‘09 Felipe Eichenberger was named the Associate Head Strength and Conditioning Coach for the Denver Nuggets. He joined the Nuggets in 2011 as the Assistant Strength and Conditioning Coach. Eichenberger was a four-year member of the Ranger basketball team.
‘10 Craig Wood is a physician assistant at a family practice and urgent care center in the Denver, Colo. area. He resides in Denver with his wife, Erica.
‘12 Amanda Dixon qualified for the United States Golf Association’s U.S. Women’s MidAmateur championship in Sept. 2015.
‘12 Matthew Hill is a social worker for the Kay County Department of Human Services.
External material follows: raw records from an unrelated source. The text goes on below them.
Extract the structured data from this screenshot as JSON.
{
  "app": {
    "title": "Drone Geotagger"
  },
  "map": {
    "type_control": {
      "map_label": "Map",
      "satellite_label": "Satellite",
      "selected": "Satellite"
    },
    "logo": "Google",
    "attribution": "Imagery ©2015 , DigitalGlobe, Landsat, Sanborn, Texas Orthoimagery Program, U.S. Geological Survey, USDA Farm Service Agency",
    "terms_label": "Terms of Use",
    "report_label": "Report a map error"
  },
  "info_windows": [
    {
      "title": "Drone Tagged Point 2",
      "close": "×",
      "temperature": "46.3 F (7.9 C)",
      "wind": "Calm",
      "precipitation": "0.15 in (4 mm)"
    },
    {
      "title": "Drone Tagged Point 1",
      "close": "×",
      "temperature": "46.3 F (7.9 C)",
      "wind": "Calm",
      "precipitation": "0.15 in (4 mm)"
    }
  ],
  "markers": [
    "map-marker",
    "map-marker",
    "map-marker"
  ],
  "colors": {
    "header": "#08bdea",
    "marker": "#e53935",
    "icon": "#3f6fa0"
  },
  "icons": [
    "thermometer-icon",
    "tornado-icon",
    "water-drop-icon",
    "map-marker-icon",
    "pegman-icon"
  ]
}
He resides in Blackwell, Okla. with his wife, Tonya, ‘12. They have three children, Dustin, Marissa and Samantha.
‘63 Dr. Vernon Powders, on Nov. 6, 2015 at age 74.
‘63 Gary Wolgamott, on Dec. 18, 2015 at age 75.
‘65 John A. Ybarra, on May 29, 2015 at age 77.
‘66 David McKaig, on March 26, 2016 at age 87.
‘67 Gary Keltner, on Feb. 3, 2016 at age 71.
‘69 Larry D. Dobbins, on Nov. 12, 2015 at age 69.
‘69 Anthony John “A.J.” Kotich, ‘96 Outstanding Graduate and husband of ‘14 Outstanding Graduate Linda Ybarra-Kotich, on Oct. 20, 2015 at age 69.
‘70 Donald Eugene Kilmer, on Dec. 19, 2015.
‘70 Billy A. Stewart, on April 16, 2015 at age 74.
‘71 Luanne Boham, on Jan. 24, 2016 at age 66.
‘71 Judith Ann Gilliam on Jan. 30, 2016 at age 66.
‘38 Della Agnes King Jack, on Dec. 7, 2015 at age 101.
‘39 Dr. Earl Alvin Sargent, on April 4, 2016 at age 98
‘43 James Harrison Noble, on Nov. 30, 2015 at age 94.
‘60 Gene Loyd Belcher, on Sept. 20, 2015 at age 78.
‘60 Eva M. Bird, on June 14, 2015, at age 99.
‘73 Dr. Clarence Johnson, former Northwestern professor of English, on Aug. 25, 2015 at age 68.
‘74 Jack R. Ewing, on Sept. 9, 2015 at age 63.
‘81 James Edward Glaze, on Sept. 3, 2015 at age 59.
‘90 Ava (Thompson) Keeney, on Sept. 21, 2015 at age 56.
‘91 Rev. Robert Grimmett, on Dec. 3, 2015 at age 61.
‘96 Jeffrey Carl Johnson, on Aug. 4, 2015 at age 43.
‘08 Britanie (Welty) Bradshaw, on Jan. 13, 2015 at age 28.
Ragina Knedler, wife of former Northwestern professor Dr. Mike Knedler, on Jan. 18, 2016 at age 61.
Berta Roca de Martinez, wife of Northwestern professor Dr. Francisco Martinez, on April 26, 2015 at age 66.
W. Dean Murrow, on Jan. 28, 2015 at age 92. He attended Northwestern in 1940.
Wilma Ruth Reeg, on Jan. 24, 2015 at age 53. She attended Northwestern from 1981-1983.
Theodore George “Ted” Robinson, Jr., Chartwells Director at Northwestern since 2002, on April 6, 2016 at age 60.
Britten Shuck, a member of the 2014-2015 Ranger baseball team, on March 26, 2015 at age 19.
Dr. Charles Louie White, former Northwestern professor on Aug. 3, 2015 at age 87.
Submit your Class Notes contributions to: email@example.com or mail them to: Northwestern Foundation & Alumni Association, 709 Oklahoma Blvd. Alva, OK, 73717
Northwestern Foundation & Alumni Association 709 Oklahoma Blvd. Alva, OK 73717